In earlier public remarks, the crown prince had spoken of $80-100 billion dollars of “inefficient spending” every year on government contracts between 2010-14. Some officials have suggested that the ongoing crackdown could boost state coffers by about $800 billion in terms of confiscated assets.
Prince Mohammed bin Salman has projected himself as the harbinger of a ‘new Saudi Arabia’ by tapping into those issues that resonate deeply with the youth of his country, ie, technology and economic development, social reform, moderation in religion, and importantly, corruption. He justifies his overt power-grab on the basis of this enlightened agenda.
But, sceptics point out that the kingdom has never had a tradition of accountability and oversight for its princes and those close to them, and see the anti-corruption committee as pursuing a pre-planned political agenda to ensure the crown prince’s unchallenged accession to the throne, following his father’s imminent abdication.
He is strengthened in his resolve by the full support he has got from Trump and his son-in-law, Jared Kushner, with whom he is said to have a close personal relationship. These ties have been lubricated by the promise of defence deals and the close personal view they share of restricting Iran’s influence in the region and, towards this end, working closely with Israel to confront Iran and its ally, Hezbollah, in Lebanon and Syria.
Miteb bin Abdullah and billionaire Alwaleed bin Talal
The Saudi developments have created some concerns in regard to the outlook for the oil scenario. The kingdom is reeling from low oil prices, which have undercut its revenues and reduced its foreign reserves from over $700 billion to well below $400 billion in just two years. With robust US shale oil production when prices are around $60/ barrel, as at present, it does not seem that prices will cross this bar by much in the near future.
The prince’s acts have weakened the GCC, sparked conflict with Qatar and failed to end Iran’s hold on Iraq, Syria, Yemen and Lebanon.
This calls into question the kingdom’s ambition to confront Iran through proxy wars in Syria and Yemen, where it has spent billions of dollars without any sign of victory, even as the crown prince’s initiatives have spelt the end of the Gulf Cooperation Council (GCC) as a cohesive entity, embroiled the country in a long-drawn and increasingly acrimonious confrontation with Qatar, and above all, has failed to diminish Iran’s influence in Iraq, Syria, Yemen and Lebanon.
Given the opacity that surrounds all matters pertaining to the royal family and political issues, it is difficult to gauge the impact of the recent purge in the kingdom on Saudi nationals. However, even if there is wide-spread resentment about the crown prince’s conduct, it is difficult to see how this resentment could translate into active opposition. Saudi Arabia has no tradition of organised expression of public dissent on the streets, on the lines of what took place certain Arab capitals during the early days of the Arab Spring.

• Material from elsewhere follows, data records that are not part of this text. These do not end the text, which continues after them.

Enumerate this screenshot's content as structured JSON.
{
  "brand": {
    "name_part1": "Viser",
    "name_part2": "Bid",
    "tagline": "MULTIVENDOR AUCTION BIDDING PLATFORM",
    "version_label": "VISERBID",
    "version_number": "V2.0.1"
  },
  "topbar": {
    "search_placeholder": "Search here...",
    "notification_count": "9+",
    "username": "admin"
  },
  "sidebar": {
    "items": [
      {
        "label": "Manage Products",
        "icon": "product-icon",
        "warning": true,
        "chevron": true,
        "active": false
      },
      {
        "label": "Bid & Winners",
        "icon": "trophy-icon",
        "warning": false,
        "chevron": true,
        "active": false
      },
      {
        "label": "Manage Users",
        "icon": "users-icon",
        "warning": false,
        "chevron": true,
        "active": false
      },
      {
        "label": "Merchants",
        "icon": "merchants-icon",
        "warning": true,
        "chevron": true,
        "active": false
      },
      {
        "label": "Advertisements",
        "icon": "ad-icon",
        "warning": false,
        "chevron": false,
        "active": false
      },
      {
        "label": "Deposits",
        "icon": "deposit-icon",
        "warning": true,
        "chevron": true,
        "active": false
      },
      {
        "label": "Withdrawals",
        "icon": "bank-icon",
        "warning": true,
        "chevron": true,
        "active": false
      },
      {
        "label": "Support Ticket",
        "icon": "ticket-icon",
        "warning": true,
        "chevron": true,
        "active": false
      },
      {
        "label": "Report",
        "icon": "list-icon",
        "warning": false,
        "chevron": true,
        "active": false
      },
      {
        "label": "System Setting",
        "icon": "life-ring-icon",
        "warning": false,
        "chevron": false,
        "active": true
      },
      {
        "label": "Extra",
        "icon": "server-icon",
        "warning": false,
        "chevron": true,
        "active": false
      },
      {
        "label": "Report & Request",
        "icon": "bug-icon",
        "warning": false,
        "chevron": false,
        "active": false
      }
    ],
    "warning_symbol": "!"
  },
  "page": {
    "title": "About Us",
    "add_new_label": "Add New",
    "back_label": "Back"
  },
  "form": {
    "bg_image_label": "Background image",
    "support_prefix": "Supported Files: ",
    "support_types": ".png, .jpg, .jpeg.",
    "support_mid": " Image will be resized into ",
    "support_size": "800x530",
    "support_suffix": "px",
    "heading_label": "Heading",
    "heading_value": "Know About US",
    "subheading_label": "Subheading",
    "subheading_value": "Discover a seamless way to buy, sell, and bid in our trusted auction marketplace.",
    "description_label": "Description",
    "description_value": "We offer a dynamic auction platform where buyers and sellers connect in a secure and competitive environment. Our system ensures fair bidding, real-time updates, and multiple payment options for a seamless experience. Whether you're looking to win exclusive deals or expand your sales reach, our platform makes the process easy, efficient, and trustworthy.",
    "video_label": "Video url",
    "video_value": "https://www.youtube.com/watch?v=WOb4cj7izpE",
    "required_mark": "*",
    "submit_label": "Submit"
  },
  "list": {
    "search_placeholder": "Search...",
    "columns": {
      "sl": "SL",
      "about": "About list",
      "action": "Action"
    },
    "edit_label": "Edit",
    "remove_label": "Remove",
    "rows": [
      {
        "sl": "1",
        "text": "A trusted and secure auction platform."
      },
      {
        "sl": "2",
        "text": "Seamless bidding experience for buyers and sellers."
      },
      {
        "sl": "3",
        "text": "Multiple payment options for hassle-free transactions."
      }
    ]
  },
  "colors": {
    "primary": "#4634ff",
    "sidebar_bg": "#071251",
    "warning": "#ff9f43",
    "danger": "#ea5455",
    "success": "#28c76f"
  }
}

Again, with all the institutions of power now entirely under the crown prince’s control, no coup can be organised against him, nor is there likely to be political change effected by some external power.
Thus, Prince Mohammed bin Salman would do well to take advantage of the opportunity given to him to effect the economic and social changes he has promised to justify his accession to power. More importantly, he could review his visceral animosity for Iran and use diplomacy to address the issues that divide them. Failure in these areas will undermine him crucially and remove any justification for the power he has so ruthlessly accumulated.

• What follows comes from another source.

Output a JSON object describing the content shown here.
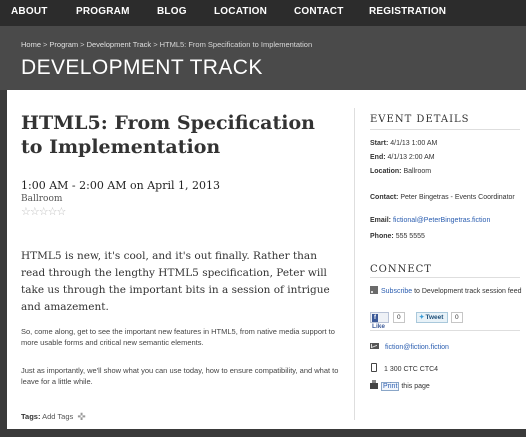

(The author, a former diplomat, has twice been India’s ambassador to Saudi Arabia)